**What you should do**: Please write out the line containing "Enumerate this screenshot's" and each line after it through the end of the data, exactly, and nothing else.

Records contained in a dataset
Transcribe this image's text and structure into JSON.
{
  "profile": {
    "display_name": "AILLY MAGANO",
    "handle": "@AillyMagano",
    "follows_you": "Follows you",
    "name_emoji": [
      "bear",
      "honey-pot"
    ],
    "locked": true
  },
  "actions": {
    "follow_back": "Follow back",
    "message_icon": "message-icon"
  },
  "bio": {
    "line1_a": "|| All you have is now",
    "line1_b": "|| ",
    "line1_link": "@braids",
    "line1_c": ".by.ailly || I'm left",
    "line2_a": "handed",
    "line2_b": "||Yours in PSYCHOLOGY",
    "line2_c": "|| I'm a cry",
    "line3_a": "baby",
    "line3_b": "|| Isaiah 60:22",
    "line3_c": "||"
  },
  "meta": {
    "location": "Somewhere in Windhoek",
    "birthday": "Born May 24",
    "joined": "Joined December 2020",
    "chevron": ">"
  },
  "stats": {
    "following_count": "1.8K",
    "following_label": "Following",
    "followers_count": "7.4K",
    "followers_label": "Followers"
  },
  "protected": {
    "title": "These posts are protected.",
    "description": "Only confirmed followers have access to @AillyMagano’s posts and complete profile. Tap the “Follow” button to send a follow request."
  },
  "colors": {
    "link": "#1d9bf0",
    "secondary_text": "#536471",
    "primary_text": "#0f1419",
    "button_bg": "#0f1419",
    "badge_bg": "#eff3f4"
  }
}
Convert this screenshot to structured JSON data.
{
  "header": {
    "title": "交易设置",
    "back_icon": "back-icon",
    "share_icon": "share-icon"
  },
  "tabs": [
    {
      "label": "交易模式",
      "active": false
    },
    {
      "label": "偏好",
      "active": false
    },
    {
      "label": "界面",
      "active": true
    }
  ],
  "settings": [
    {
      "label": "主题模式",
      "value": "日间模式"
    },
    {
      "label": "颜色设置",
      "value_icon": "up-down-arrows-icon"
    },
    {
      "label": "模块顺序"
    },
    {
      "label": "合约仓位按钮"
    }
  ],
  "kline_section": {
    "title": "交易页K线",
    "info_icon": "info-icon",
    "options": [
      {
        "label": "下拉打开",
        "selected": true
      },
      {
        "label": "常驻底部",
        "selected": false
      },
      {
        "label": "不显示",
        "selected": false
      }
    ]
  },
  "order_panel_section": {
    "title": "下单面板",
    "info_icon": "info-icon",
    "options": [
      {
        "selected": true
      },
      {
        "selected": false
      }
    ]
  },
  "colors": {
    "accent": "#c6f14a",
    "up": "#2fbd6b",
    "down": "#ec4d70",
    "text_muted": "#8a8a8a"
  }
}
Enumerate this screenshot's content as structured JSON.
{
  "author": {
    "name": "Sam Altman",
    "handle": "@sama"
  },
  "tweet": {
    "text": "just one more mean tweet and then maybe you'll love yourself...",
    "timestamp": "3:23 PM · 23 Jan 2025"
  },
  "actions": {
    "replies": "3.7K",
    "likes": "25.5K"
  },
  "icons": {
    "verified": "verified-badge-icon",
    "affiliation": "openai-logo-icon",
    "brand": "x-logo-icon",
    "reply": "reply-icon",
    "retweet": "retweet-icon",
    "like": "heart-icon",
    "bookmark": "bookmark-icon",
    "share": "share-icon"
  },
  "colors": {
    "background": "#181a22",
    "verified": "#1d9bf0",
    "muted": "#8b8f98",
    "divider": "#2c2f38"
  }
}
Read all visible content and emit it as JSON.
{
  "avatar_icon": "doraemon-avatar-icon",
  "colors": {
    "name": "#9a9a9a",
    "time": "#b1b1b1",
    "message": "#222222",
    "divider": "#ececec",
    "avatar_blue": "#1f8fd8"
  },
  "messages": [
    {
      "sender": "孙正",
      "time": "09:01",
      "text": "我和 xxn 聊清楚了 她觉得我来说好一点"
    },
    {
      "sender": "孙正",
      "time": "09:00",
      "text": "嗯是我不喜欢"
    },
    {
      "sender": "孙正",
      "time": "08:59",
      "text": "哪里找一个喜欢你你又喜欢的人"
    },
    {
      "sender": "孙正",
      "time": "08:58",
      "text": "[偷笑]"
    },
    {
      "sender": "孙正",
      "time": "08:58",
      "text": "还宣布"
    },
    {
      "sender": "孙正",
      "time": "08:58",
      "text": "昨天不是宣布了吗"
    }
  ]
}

**Completed task**:
Enumerate this screenshot's content as structured JSON.
{
  "author": {
    "name": "Sam Altman",
    "handle": "@sama"
  },
  "tweet": {
    "text": "just one more mean tweet and then maybe you'll love yourself...",
    "timestamp": "3:23 PM · 23 Jan 2025"
  },
  "actions": {
    "replies": "3.7K",
    "likes": "25.5K"
  },
  "icons": {
    "verified": "verified-badge-icon",
    "affiliation": "openai-logo-icon",
    "brand": "x-logo-icon",
    "reply": "reply-icon",
    "retweet": "retweet-icon",
    "like": "heart-icon",
    "bookmark": "bookmark-icon",
    "share": "share-icon"
  },
  "colors": {
    "background": "#181a22",
    "verified": "#1d9bf0",
    "muted": "#8b8f98",
    "divider": "#2c2f38"
  }
}
Read all visible content and emit it as JSON.
{
  "avatar_icon": "doraemon-avatar-icon",
  "colors": {
    "name": "#9a9a9a",
    "time": "#b1b1b1",
    "message": "#222222",
    "divider": "#ececec",
    "avatar_blue": "#1f8fd8"
  },
  "messages": [
    {
      "sender": "孙正",
      "time": "09:01",
      "text": "我和 xxn 聊清楚了 她觉得我来说好一点"
    },
    {
      "sender": "孙正",
      "time": "09:00",
      "text": "嗯是我不喜欢"
    },
    {
      "sender": "孙正",
      "time": "08:59",
      "text": "哪里找一个喜欢你你又喜欢的人"
    },
    {
      "sender": "孙正",
      "time": "08:58",
      "text": "[偷笑]"
    },
    {
      "sender": "孙正",
      "time": "08:58",
      "text": "还宣布"
    },
    {
      "sender": "孙正",
      "time": "08:58",
      "text": "昨天不是宣布了吗"
    }
  ]
}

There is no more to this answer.